(Collected data entries)
+++

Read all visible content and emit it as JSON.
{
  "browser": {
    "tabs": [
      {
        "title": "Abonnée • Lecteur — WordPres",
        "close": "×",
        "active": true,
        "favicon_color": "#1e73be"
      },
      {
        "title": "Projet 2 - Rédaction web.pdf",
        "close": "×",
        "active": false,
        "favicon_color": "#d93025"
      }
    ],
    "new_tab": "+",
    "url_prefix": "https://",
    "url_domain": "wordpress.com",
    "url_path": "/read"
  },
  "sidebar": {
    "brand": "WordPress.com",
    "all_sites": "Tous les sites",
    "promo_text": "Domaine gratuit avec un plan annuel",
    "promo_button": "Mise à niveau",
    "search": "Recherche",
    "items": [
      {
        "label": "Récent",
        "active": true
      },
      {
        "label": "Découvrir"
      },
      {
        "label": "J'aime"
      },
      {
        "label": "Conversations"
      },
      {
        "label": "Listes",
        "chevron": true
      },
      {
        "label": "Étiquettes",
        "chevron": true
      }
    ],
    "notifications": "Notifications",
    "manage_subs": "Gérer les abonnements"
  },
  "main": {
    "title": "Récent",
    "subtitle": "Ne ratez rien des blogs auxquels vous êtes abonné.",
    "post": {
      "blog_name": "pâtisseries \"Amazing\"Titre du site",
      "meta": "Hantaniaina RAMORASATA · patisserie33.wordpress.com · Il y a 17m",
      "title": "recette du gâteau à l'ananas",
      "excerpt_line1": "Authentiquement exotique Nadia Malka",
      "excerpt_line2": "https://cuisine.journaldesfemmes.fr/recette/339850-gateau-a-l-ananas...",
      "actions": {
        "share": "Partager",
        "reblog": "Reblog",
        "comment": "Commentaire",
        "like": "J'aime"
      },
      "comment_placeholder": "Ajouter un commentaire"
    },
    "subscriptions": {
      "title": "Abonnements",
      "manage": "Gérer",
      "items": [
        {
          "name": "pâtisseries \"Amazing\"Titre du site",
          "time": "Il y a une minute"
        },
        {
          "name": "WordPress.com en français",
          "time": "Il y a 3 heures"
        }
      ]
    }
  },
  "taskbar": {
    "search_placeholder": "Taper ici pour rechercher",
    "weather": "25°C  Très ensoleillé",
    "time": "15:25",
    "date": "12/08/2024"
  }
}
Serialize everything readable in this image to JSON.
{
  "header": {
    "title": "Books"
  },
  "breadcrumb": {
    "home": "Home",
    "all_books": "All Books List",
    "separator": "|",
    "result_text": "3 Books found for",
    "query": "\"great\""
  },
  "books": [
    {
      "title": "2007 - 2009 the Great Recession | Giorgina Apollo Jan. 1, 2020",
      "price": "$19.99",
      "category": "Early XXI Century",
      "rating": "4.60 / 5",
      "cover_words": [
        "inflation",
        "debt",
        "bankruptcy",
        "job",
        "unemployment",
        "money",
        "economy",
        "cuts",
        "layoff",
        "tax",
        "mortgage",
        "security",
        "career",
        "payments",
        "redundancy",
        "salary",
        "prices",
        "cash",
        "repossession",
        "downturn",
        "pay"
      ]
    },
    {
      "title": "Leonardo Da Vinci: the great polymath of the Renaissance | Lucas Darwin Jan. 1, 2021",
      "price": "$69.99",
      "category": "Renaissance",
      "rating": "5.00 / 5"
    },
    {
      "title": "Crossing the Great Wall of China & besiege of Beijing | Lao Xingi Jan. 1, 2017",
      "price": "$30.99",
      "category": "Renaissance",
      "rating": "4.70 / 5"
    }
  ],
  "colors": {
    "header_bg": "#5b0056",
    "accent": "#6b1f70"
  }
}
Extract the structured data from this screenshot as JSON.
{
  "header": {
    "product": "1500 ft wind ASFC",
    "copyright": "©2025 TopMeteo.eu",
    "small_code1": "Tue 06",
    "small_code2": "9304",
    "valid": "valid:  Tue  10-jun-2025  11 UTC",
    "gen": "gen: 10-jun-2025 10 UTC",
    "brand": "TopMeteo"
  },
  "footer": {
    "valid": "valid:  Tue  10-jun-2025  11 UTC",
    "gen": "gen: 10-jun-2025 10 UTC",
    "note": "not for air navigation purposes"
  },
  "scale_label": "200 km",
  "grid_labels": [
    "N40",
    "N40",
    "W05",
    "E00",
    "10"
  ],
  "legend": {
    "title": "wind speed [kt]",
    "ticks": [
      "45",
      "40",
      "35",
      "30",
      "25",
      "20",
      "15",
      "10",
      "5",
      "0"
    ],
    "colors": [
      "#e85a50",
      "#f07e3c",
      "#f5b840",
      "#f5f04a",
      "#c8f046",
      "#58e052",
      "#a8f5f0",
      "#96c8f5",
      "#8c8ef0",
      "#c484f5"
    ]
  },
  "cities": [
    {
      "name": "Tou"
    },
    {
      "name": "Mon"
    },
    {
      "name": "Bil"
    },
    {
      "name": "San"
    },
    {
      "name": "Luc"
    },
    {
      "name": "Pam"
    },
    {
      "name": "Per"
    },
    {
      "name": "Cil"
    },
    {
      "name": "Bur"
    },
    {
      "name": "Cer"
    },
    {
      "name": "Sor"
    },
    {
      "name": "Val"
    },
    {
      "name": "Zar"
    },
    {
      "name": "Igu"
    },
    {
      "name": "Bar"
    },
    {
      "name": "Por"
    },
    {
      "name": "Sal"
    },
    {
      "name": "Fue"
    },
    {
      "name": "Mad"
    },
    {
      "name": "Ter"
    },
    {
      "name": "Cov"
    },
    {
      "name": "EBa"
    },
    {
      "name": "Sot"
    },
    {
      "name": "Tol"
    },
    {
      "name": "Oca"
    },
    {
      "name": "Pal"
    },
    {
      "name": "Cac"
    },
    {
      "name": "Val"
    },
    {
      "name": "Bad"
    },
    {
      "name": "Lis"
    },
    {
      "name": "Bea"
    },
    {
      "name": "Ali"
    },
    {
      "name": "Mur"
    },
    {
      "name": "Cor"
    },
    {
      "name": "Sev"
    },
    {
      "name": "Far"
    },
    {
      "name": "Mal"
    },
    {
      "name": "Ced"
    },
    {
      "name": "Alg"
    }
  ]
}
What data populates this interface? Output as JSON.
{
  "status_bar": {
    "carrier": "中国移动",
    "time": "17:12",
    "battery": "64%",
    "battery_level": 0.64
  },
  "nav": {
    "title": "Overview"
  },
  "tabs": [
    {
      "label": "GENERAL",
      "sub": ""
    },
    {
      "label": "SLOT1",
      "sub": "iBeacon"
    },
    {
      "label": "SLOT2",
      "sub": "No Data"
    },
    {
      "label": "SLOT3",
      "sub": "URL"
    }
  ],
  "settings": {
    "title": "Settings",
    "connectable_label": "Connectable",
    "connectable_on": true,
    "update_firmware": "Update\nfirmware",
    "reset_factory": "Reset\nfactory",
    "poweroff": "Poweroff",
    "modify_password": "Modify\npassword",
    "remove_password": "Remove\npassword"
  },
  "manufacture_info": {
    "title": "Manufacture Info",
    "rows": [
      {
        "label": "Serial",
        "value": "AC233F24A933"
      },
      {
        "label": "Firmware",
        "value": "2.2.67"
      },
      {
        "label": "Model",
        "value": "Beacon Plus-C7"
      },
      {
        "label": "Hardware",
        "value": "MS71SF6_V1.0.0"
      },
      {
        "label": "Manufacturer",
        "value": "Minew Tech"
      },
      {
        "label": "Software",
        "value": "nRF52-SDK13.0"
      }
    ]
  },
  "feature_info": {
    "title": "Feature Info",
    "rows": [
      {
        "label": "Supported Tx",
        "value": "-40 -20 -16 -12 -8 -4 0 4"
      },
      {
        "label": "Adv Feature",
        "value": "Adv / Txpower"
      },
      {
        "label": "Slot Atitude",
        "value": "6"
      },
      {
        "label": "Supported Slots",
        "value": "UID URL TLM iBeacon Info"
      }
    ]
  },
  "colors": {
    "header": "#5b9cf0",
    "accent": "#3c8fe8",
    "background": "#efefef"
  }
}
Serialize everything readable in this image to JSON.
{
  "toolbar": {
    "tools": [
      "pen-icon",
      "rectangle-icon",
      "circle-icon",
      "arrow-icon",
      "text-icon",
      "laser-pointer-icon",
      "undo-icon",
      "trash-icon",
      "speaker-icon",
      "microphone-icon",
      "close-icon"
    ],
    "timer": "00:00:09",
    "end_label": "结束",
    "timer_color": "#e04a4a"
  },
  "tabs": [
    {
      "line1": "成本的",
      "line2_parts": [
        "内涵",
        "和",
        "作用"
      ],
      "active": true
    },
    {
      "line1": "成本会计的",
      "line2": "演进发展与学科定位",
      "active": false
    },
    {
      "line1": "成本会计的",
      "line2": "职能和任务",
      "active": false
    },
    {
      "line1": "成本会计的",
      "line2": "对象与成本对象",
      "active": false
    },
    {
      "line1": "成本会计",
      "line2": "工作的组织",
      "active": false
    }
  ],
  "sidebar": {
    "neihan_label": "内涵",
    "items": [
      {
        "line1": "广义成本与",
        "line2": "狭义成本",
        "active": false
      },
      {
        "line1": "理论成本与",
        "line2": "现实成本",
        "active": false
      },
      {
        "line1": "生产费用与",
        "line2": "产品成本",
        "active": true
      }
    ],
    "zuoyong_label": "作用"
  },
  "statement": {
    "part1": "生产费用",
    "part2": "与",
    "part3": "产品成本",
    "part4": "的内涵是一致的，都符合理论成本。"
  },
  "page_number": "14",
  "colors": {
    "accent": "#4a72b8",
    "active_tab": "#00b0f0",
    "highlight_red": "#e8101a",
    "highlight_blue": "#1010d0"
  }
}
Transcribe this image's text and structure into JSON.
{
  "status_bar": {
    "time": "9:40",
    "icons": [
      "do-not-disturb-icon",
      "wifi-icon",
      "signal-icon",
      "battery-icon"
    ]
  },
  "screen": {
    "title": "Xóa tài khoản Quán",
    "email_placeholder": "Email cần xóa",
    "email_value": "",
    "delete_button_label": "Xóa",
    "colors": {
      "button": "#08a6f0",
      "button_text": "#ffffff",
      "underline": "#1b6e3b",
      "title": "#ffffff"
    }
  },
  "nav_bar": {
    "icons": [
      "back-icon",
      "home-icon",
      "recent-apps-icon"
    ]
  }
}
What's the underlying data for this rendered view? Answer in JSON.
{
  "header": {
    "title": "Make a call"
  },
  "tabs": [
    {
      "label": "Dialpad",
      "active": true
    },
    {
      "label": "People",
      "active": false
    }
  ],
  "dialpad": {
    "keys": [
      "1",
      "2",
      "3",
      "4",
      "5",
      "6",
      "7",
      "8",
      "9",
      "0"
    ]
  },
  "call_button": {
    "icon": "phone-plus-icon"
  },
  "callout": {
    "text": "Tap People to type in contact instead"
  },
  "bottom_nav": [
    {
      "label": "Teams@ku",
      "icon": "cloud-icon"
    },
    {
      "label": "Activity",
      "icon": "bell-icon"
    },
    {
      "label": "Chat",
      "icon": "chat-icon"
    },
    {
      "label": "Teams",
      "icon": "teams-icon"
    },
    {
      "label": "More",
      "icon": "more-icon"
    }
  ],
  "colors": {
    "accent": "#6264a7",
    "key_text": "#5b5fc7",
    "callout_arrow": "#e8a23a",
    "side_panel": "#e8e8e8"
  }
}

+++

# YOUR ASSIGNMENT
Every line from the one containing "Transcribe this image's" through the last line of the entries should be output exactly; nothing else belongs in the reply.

# FINISHED TASK
Transcribe this image's text and structure into JSON.
{
  "status_bar": {
    "time": "9:40",
    "icons": [
      "do-not-disturb-icon",
      "wifi-icon",
      "signal-icon",
      "battery-icon"
    ]
  },
  "screen": {
    "title": "Xóa tài khoản Quán",
    "email_placeholder": "Email cần xóa",
    "email_value": "",
    "delete_button_label": "Xóa",
    "colors": {
      "button": "#08a6f0",
      "button_text": "#ffffff",
      "underline": "#1b6e3b",
      "title": "#ffffff"
    }
  },
  "nav_bar": {
    "icons": [
      "back-icon",
      "home-icon",
      "recent-apps-icon"
    ]
  }
}
What's the underlying data for this rendered view? Answer in JSON.
{
  "header": {
    "title": "Make a call"
  },
  "tabs": [
    {
      "label": "Dialpad",
      "active": true
    },
    {
      "label": "People",
      "active": false
    }
  ],
  "dialpad": {
    "keys": [
      "1",
      "2",
      "3",
      "4",
      "5",
      "6",
      "7",
      "8",
      "9",
      "0"
    ]
  },
  "call_button": {
    "icon": "phone-plus-icon"
  },
  "callout": {
    "text": "Tap People to type in contact instead"
  },
  "bottom_nav": [
    {
      "label": "Teams@ku",
      "icon": "cloud-icon"
    },
    {
      "label": "Activity",
      "icon": "bell-icon"
    },
    {
      "label": "Chat",
      "icon": "chat-icon"
    },
    {
      "label": "Teams",
      "icon": "teams-icon"
    },
    {
      "label": "More",
      "icon": "more-icon"
    }
  ],
  "colors": {
    "accent": "#6264a7",
    "key_text": "#5b5fc7",
    "callout_arrow": "#e8a23a",
    "side_panel": "#e8e8e8"
  }
}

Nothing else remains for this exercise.